Autonomous car programs from the likes of Audi, Toyota and Google have been a popular topic lately. While the technology currently exists for self-driving cars, we are likely years away from seeing them publicly available, due to a complex combination of safety, legal and infrastructure concerns.
In a video released earlier this week by Boston Dynamics--the robotics company behind BigDog--a humanoid robot named Petman is seen performing a wide range of motion exercises while wearing a Hazmat suit and gas mask. As you can see in the video below, Petman's movements are unnervingly human-like.
It isn't that uncommon for people to pick up second jobs during the holidays to help relieve some of the financial stress, but apparently our automaton friends feel the fiscal pinch this time of year, too. A handful of General Motors assembly line robots are picking up some extra shifts at Santa's workshop this year wrapping presents.
Robots are here to stay, and all signs point to there being more "everyday" mechanized friends that will specialize in doing different things for different people. In addition to its work on the Partner Robot, Toyota is developing a Human Support Robot (HSR) to assist the elderly at home. The cylindrical, 70-pound HSR can be controlled by voice, just like children and grandchildren, and will perform the tasks that children and grandchildren are most handy for, such as picking things up, retrievi
People who know me say that if it weren't for Autoblog, I'd probably be running a site called Mowerblog. I'm unusual in that lawn mowing, to me, is a form of relaxation, a hobby like knitting or racquetball is for someone else. As such, I try to buy the best equipment, and that means there's a Honda mower in my garage.
So how's this for a way to celebrate National Robotics Week?

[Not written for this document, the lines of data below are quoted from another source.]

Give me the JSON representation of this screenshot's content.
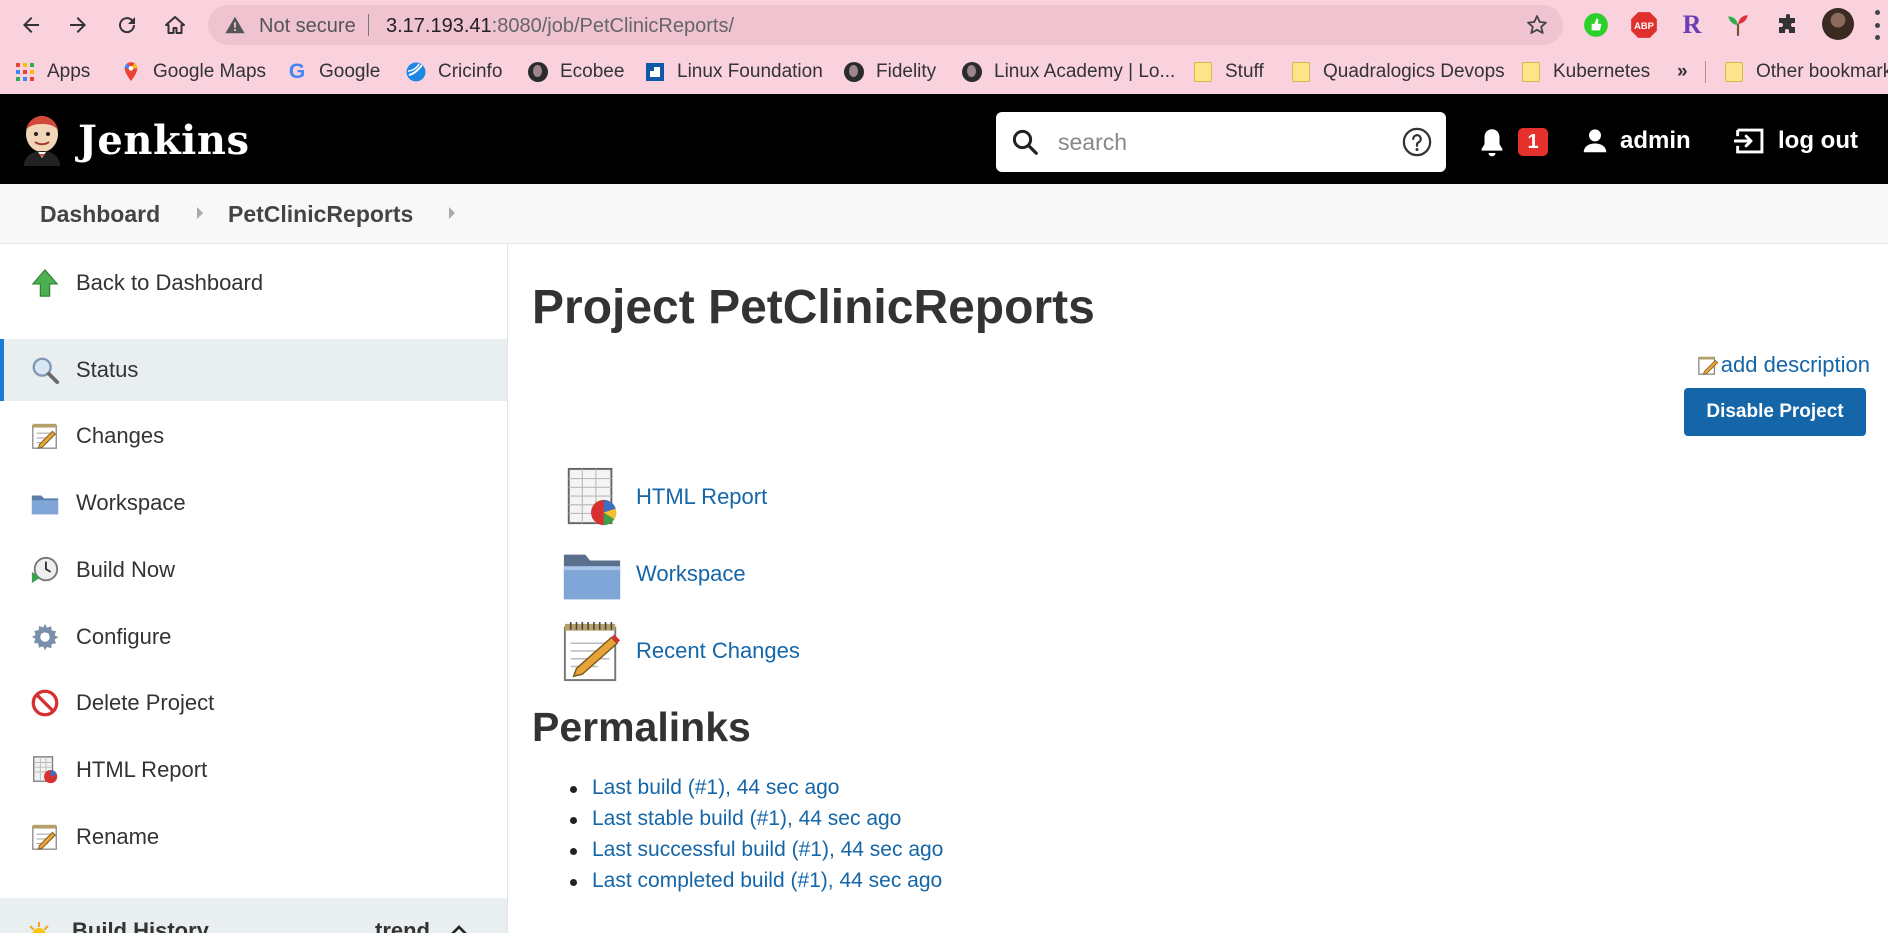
{
  "browser": {
    "not_secure": "Not secure",
    "url_host": "3.17.193.41",
    "url_path": ":8080/job/PetClinicReports/",
    "bookmarks": [
      {
        "label": "Apps",
        "icon": "apps-grid-icon"
      },
      {
        "label": "Google Maps",
        "icon": "google-maps-icon"
      },
      {
        "label": "Google",
        "icon": "google-icon"
      },
      {
        "label": "Cricinfo",
        "icon": "cricinfo-icon"
      },
      {
        "label": "Ecobee",
        "icon": "globe-icon"
      },
      {
        "label": "Linux Foundation",
        "icon": "linux-foundation-icon"
      },
      {
        "label": "Fidelity",
        "icon": "globe-icon"
      },
      {
        "label": "Linux Academy | Lo...",
        "icon": "globe-icon"
      },
      {
        "label": "Stuff",
        "icon": "folder-icon"
      },
      {
        "label": "Quadralogics Devops",
        "icon": "folder-icon"
      },
      {
        "label": "Kubernetes",
        "icon": "folder-icon"
      },
      {
        "label": "»",
        "icon": "overflow"
      },
      {
        "label": "Other bookmarks",
        "icon": "folder-icon"
      }
    ],
    "ext_abp": "ABP",
    "ext_r": "R"
  },
  "header": {
    "brand": "Jenkins",
    "search_placeholder": "search",
    "notification_count": "1",
    "username": "admin",
    "logout": "log out"
  },
  "breadcrumbs": [
    "Dashboard",
    "PetClinicReports"
  ],
  "sidebar": {
    "tasks": [
      {
        "label": "Back to Dashboard",
        "icon": "arrow-up-icon"
      },
      {
        "label": "Status",
        "icon": "magnifier-icon",
        "active": true
      },
      {
        "label": "Changes",
        "icon": "notepad-icon"
      },
      {
        "label": "Workspace",
        "icon": "folder-icon"
      },
      {
        "label": "Build Now",
        "icon": "clock-play-icon"
      },
      {
        "label": "Configure",
        "icon": "gear-icon"
      },
      {
        "label": "Delete Project",
        "icon": "no-entry-icon"
      },
      {
        "label": "HTML Report",
        "icon": "report-icon"
      },
      {
        "label": "Rename",
        "icon": "notepad-icon"
      }
    ],
    "build_history": {
      "title": "Build History",
      "trend": "trend"
    }
  },
  "main": {
    "title": "Project PetClinicReports",
    "add_description": "add description",
    "disable_button": "Disable Project",
    "links": [
      {
        "label": "HTML Report",
        "icon": "report-icon"
      },
      {
        "label": "Workspace",
        "icon": "folder-icon"
      },
      {
        "label": "Recent Changes",
        "icon": "notepad-icon"
      }
    ],
    "permalinks_title": "Permalinks",
    "permalinks": [
      "Last build (#1), 44 sec ago",
      "Last stable build (#1), 44 sec ago",
      "Last successful build (#1), 44 sec ago",
      "Last completed build (#1), 44 sec ago"
    ]
  },
  "colors": {
    "chrome": "#f9d2dd",
    "header": "#000000",
    "link": "#1566a8",
    "badge": "#e5302b",
    "active_accent": "#1d7bd6"
  }
}
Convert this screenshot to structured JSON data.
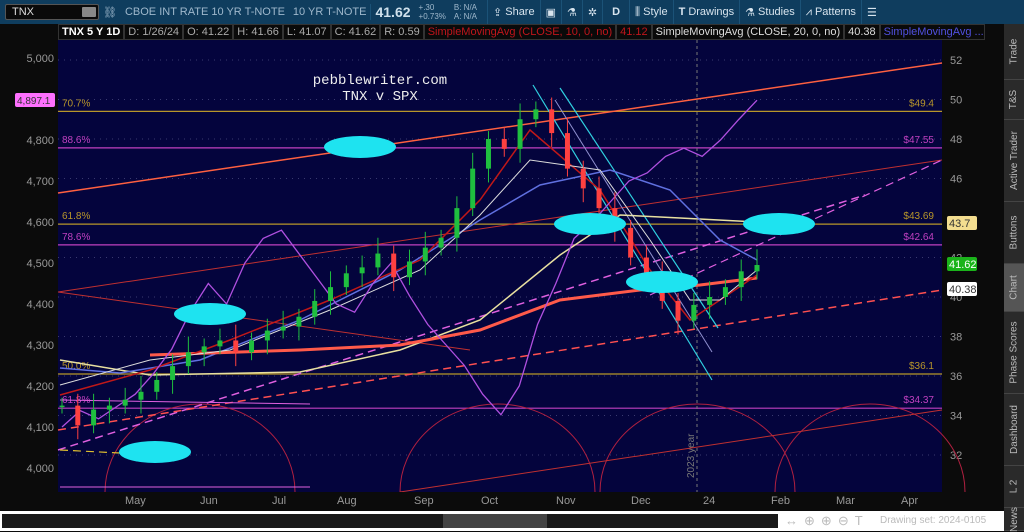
{
  "toolbar": {
    "symbol": "TNX",
    "description": "CBOE INT RATE 10 YR T-NOTE",
    "short_desc": "10 YR T-NOTE",
    "last": "41.62",
    "change": "+.30",
    "change_pct": "+0.73%",
    "bid": "B: N/A",
    "ask": "A: N/A",
    "share": "Share",
    "aggregation": "D",
    "style": "Style",
    "drawings": "Drawings",
    "studies": "Studies",
    "patterns": "Patterns"
  },
  "header": {
    "title": "TNX 5 Y 1D",
    "date": "D: 1/26/24",
    "open": "O: 41.22",
    "high": "H: 41.66",
    "low": "L: 41.07",
    "close": "C: 41.62",
    "range": "R: 0.59",
    "sma10": "SimpleMovingAvg (CLOSE, 10, 0, no)",
    "sma10_val": "41.12",
    "sma20": "SimpleMovingAvg (CLOSE, 20, 0, no)",
    "sma20_val": "40.38",
    "sma3": "SimpleMovingAvg ..."
  },
  "annotation": {
    "line1": "pebblewriter.com",
    "line2": "TNX v SPX",
    "year": "2023 year"
  },
  "chart_data": {
    "type": "line",
    "title": "TNX v SPX",
    "right_axis": {
      "ticks": [
        "52",
        "50",
        "48",
        "46",
        "42",
        "40",
        "38",
        "36",
        "34",
        "32"
      ],
      "range": [
        30,
        53
      ]
    },
    "left_axis": {
      "ticks": [
        "5,000",
        "4,800",
        "4,700",
        "4,600",
        "4,500",
        "4,400",
        "4,300",
        "4,200",
        "4,100",
        "4,000"
      ],
      "range": [
        3930,
        5050
      ]
    },
    "x_ticks": [
      "May",
      "Jun",
      "Jul",
      "Aug",
      "Sep",
      "Oct",
      "Nov",
      "Dec",
      "24",
      "Feb",
      "Mar",
      "Apr"
    ],
    "tnx_close": [
      34.5,
      33.5,
      34.3,
      34.5,
      34.8,
      35.2,
      35.8,
      36.5,
      37.2,
      37.5,
      37.8,
      37.2,
      37.8,
      38.3,
      38.5,
      39.0,
      39.8,
      40.5,
      41.2,
      41.5,
      42.2,
      41.0,
      41.8,
      42.5,
      43.0,
      44.5,
      46.5,
      48.0,
      47.5,
      49.0,
      49.5,
      48.3,
      46.5,
      45.5,
      44.5,
      43.5,
      42.0,
      41.0,
      39.8,
      38.8,
      39.6,
      40.0,
      40.5,
      41.3,
      41.62
    ],
    "spx": [
      4100,
      4140,
      4120,
      4150,
      4180,
      4230,
      4290,
      4380,
      4450,
      4400,
      4500,
      4560,
      4580,
      4520,
      4460,
      4400,
      4380,
      4450,
      4500,
      4420,
      4350,
      4300,
      4250,
      4180,
      4130,
      4200,
      4350,
      4450,
      4560,
      4600,
      4650,
      4700,
      4720,
      4760,
      4780,
      4760,
      4800,
      4850,
      4897.1
    ],
    "levels": [
      {
        "label": "70.7%",
        "value": "$49.4",
        "price": 49.4,
        "color": "#b8962a"
      },
      {
        "label": "88.6%",
        "value": "$47.55",
        "price": 47.55,
        "color": "#c040c0"
      },
      {
        "label": "61.8%",
        "value": "$43.69",
        "price": 43.69,
        "color": "#b8962a"
      },
      {
        "label": "78.6%",
        "value": "$42.64",
        "price": 42.64,
        "color": "#c040c0"
      },
      {
        "label": "50.0%",
        "value": "$36.1",
        "price": 36.1,
        "color": "#b8962a"
      },
      {
        "label": "61.8%",
        "value": "$34.37",
        "price": 34.37,
        "color": "#c040c0"
      }
    ],
    "price_tags": [
      {
        "text": "43.7",
        "bg": "#f3dd8f",
        "fg": "#333"
      },
      {
        "text": "41.62",
        "bg": "#1bb31b",
        "fg": "#fff"
      },
      {
        "text": "40.38",
        "bg": "#ffffff",
        "fg": "#333"
      }
    ],
    "spx_tag": "4,897.1"
  },
  "sidebar": [
    "Trade",
    "T&S",
    "Active Trader",
    "Buttons",
    "Chart",
    "Phase Scores",
    "Dashboard",
    "L 2",
    "News"
  ],
  "footer": {
    "drawing_set": "Drawing set: 2024-0105"
  }
}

Ford has dug up some photos and press releases from the late 1960s featuring "Freddie Ford," a quasi-robot made out of auto parts that entertained crowds on the auto show circuit.
If you're anything like us, you likely have more than a few remote controlled cars collecting dust in the basement. Instructables.com has taken the time to show us just what can be accomplished with a little time and motivation using those machines and some low-buck electronics. Namely, your own battery-powered autonomous machine.
Our sister site Translogic visits the University of Michigan in their latest episode to check out a bipedal robot named MABEL. While other similar robots like ASIMO (built by Honda), and the Partner Robots (from Toyota) have wowed crowds with their ability to walk upright, MABEL advances the technology with a complex system of springs in its knees so that its gait more resembles actual human locomotion. This enables MABEL to actually run like a human, with both "feet" leaving the ground for part
Your nitro-fueled R/C racer may look all badass and be really fast, but it's got its limitations. Namely, walls. The Sand Flea robot shown above, developed by Boston Dynamics, won't win any races or beauty contests, but it laughs at walls. More precisely, it just leaps over them.
Robots have been a part of every automaker's manufacturing arsenal for three decades now, but that doesn't make this latest effort at improving plant automation any less cool. While most factory robots are neither humanoid nor particularly interesting, the only thing more exciting than this pseudo-cyborg hand for rivetheads is ordering up the entire run of The Six Million Dollar Man from Netflix.
Honda does a whole lot more than just cars. They do motorbikes, ATVs, power equipment, outboard marine engines, personal watercraft, business jets... and yes, even robots. In fact its ASIMO humanoid robot (parodied in a rather disturbingly hilarious episode of South Park) is one of the most advanced in the field of robotics, and it's only getting more so as the Japanese industrial giant has just unveiled its latest iteration.